Points of Origin

Points of Origin

by Darden North

No family finds that more true than the Foxworths of Larkspur, a quaint but greedy Mississippi town.

In that community or anywhere else for that matter, the life of handsome young Sher Foxworth would seem an enviable American dream: high school star quarterback and valedictorian; successful plastic surgeon for a father; beautiful, supportive mother; rich grandparents.

But then a single death at the hands of his father rips the town apart, throwing the life of Sher Foxworth and his family into a downward spiral, a corkscrew that entangles more devastation and turmoil as Sher himself lands in jail.

  • Language: English
  • Category: Contemporary
  • Rating: 3.86
  • Pages: 377
  • Publish Date: October 18th 2006 by Ponder House Press
  • Isbn10: 0977112616
  • Isbn13: 9780977112616

Read the Book "Points of Origin" Online

I do love to read Southern Fiction.

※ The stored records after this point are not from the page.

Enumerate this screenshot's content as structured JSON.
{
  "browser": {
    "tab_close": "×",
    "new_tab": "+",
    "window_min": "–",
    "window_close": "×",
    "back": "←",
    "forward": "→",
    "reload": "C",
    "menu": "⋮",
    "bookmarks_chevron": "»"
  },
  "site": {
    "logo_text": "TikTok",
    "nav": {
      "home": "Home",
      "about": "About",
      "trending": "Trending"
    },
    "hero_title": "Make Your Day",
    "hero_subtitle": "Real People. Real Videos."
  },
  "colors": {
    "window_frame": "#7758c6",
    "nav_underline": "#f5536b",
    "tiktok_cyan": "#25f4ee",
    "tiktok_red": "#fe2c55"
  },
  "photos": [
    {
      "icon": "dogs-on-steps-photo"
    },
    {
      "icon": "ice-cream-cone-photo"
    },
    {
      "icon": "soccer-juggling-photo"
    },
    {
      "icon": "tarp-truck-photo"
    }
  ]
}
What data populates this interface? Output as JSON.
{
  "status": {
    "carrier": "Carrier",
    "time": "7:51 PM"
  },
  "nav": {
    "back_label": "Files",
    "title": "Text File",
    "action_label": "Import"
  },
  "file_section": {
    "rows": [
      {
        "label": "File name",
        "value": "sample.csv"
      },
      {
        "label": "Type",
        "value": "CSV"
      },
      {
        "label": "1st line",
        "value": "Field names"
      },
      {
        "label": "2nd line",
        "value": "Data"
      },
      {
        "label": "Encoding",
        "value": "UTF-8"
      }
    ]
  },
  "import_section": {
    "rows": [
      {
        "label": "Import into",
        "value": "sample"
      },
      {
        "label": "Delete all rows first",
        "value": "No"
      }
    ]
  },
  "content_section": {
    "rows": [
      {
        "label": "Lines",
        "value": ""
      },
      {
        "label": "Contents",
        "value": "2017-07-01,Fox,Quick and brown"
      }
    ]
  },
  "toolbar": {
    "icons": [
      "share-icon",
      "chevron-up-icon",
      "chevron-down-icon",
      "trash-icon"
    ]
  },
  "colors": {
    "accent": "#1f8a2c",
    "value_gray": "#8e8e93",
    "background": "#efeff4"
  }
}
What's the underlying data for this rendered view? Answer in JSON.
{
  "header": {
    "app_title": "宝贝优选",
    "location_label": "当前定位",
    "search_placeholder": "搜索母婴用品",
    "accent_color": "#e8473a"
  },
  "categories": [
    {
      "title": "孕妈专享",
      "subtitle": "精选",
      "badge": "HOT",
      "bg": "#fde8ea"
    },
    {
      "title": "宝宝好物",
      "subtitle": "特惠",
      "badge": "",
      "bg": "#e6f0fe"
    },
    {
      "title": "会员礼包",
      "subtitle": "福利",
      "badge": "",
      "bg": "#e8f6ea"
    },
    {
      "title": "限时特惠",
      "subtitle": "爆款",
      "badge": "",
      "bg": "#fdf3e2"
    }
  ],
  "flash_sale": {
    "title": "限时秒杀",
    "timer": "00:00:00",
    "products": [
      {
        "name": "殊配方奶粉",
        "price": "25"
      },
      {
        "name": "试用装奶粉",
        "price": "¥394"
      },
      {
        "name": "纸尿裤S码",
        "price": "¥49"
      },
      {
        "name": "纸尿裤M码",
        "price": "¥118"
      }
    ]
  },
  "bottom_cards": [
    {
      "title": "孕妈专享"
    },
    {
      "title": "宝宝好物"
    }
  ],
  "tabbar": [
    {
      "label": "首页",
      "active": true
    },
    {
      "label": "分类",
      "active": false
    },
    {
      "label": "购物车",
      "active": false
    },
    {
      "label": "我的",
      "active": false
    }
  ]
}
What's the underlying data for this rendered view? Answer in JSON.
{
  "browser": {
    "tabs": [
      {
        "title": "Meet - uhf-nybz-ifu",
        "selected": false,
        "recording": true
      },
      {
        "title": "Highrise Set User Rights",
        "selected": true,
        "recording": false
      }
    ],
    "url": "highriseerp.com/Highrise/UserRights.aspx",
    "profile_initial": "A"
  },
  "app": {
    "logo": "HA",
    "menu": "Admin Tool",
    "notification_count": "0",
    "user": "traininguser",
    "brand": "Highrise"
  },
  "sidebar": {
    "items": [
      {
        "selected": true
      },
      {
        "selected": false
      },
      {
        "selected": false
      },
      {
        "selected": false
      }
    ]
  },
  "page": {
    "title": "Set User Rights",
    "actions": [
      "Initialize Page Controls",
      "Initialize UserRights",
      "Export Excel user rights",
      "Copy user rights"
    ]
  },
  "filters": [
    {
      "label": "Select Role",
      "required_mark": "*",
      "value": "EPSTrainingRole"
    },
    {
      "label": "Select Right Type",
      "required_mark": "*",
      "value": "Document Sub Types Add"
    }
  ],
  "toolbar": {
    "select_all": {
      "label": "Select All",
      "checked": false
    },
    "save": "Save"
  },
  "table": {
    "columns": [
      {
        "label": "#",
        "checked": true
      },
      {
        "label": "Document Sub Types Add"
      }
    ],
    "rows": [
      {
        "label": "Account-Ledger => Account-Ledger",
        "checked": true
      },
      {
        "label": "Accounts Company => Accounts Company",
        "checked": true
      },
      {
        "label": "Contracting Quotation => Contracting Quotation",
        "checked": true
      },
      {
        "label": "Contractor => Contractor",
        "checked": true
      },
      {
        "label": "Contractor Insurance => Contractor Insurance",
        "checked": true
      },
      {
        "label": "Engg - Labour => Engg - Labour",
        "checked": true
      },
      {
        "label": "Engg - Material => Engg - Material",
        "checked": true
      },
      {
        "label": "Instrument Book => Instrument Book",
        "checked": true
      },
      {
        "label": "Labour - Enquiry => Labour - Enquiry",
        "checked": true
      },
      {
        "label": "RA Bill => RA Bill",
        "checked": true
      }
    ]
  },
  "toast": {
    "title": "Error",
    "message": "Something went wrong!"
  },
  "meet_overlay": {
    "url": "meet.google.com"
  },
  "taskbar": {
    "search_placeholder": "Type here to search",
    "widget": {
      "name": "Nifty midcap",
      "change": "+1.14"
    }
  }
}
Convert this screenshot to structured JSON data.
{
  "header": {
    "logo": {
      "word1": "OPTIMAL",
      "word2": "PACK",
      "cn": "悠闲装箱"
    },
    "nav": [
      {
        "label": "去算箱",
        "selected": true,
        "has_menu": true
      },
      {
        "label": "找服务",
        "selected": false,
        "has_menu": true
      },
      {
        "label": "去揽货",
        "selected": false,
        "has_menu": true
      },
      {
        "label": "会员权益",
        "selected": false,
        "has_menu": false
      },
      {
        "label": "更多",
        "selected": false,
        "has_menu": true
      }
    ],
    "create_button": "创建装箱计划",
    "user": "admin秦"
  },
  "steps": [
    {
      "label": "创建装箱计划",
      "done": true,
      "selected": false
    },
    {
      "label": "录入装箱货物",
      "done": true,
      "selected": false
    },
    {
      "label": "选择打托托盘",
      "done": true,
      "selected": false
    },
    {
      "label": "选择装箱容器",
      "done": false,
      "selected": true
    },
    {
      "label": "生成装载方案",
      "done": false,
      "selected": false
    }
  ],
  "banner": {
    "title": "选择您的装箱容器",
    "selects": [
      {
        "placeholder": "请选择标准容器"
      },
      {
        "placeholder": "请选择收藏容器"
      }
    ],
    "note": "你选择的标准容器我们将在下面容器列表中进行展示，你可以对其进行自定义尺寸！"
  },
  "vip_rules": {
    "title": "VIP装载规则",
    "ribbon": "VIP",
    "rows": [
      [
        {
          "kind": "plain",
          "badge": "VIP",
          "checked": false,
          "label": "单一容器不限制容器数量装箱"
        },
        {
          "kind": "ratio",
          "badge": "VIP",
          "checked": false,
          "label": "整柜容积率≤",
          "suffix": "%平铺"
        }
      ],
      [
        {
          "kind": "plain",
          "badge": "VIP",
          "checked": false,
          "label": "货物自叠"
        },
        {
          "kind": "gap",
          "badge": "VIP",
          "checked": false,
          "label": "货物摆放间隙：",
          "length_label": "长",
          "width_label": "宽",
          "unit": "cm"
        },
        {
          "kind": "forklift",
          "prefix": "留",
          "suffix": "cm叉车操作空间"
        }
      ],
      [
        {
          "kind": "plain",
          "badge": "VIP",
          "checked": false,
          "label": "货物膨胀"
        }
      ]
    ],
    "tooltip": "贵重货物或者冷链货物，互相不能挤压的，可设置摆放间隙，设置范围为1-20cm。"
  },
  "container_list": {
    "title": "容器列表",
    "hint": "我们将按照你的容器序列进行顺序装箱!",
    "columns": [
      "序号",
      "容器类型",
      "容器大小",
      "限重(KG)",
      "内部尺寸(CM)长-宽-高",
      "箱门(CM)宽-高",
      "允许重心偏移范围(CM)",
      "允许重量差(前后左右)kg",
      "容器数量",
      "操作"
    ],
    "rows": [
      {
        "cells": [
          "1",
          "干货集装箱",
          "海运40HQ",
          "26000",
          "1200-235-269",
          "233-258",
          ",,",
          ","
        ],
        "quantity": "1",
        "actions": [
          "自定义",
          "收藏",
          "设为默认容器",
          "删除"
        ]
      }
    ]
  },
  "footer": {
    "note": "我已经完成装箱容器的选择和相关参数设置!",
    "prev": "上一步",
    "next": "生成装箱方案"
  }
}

Sher Foxworth of Larkspur, Mississippi is a young man who has lost his parents to tragedy and lost his way in life. This begins the downward spiral of the family and of Sher's life. Cordell Pixler, the lawyer who played a role in the destruction of the Foxworth family, wants to build the most impressive home in Larkspur for his trophy wife.

I think the biggest problem is that out of 12 hours of audio the first 6 hours of building the eventual connection between characters that bring us to the point of the story, the one you think you are getting when you read the blurb. Fred Wolinsky did an okay job with the narration, I did not enjoy the southern accent at all and felt it detracted from the story, but would be willing to try something else by him.

What does Fred Wolinsky bring to the story that you wouldnt experience if you just read the book? Was this a book you wanted to listen to all in one sitting?

The first half of the book meanders through Shers early years and his family, his constant lack of attention in school, and his relationship with his grandfather. We know that Shers parents are out of the picture, but its not until much later in the story that we find out why. As an example of the repetitiveness, I will point to a scene where Sher and his girlfriend get pulled over for supposed reckless driving. It takes 20 minutes to get through this scene where Sher goes over again and again, verbally with the cop and in his own head, all the reasons he shouldnt be ticketed. If you read that blurb, then you know that eventually Sher joins a fire department. Later on, after surgery, the patient claims she didnt know she was getting a butt lift. Since the fire department stuff and arson mystery are part of the books description, I feel I can talk about them (even though some might feel they are spoilers since that all happens near the end of the book). Later, when Shers parents are no longer in the scene, his bond with his grandfather grows, even as he struggles with college. I found these scenes concerning Shers family to be some of the best written in the book.

Rachel Pixler wanted a brand new house... When Flowers Ridley's mother Charity decided Flowers needed "adjustments" to bring her inner beauty to the surface she went to the best plastic surgeon around, Sheridan Smith Foxworth, Jr. And when her daughter later died from blood clots she again went to the best plantiff's lawyer who was Pixler. Unknown to Charity, her decision to sue Foxworth would end up causing a snowball effect destroying many. Hobby Dencil is one of the best architects around and will become involved in the "Pixler Snowball" as he designs the perfect house for Rachel. Just days before construction is to start Rachel makes a few changes of her own to the plans causing Hobby to start from scratch with his drawing with the ending being a structure he really didn't want his own name associated with.

The mid-section and the narration were really the better parts of the story. From here and up to the time of Simmons getting caught in the shed by the female officer after the fire started, I was anticipating a rather exceptional finish, but then the author just "fell asleep at the wheel." With all the tediously detailed events in the beginning that had me wondering whether or not to continue, and the interesting mid to near finish of the story that kept me listening and waiting for the big finale, to dump the ending in that way was rather sad.

The author does a great job of developing conflicts of class, greed, jealousy, pride, ect, and the story seems to build toward a "Shawshank Redemption" type end where most of the characters get what they deserve. I'm looking forward to meeting the author at my book club's meeting tomorrow, but hope he doesn't read this review before then!

The audio book was well laid out and the attempt of the narrator to do female voices was hilarious and broke up the darkness of the story, making it a more enjoyable read.

I listened to the audiobook version of this book.

A board-certified obstetrician-gynecologist practicing at Jackson (MS) Healthcare for Women, Darden North is Chairman of the Board of the Mississippi Public Broadcasting Foundation and member of the Editorial Board of the Journal of the Mississippi Medical Association.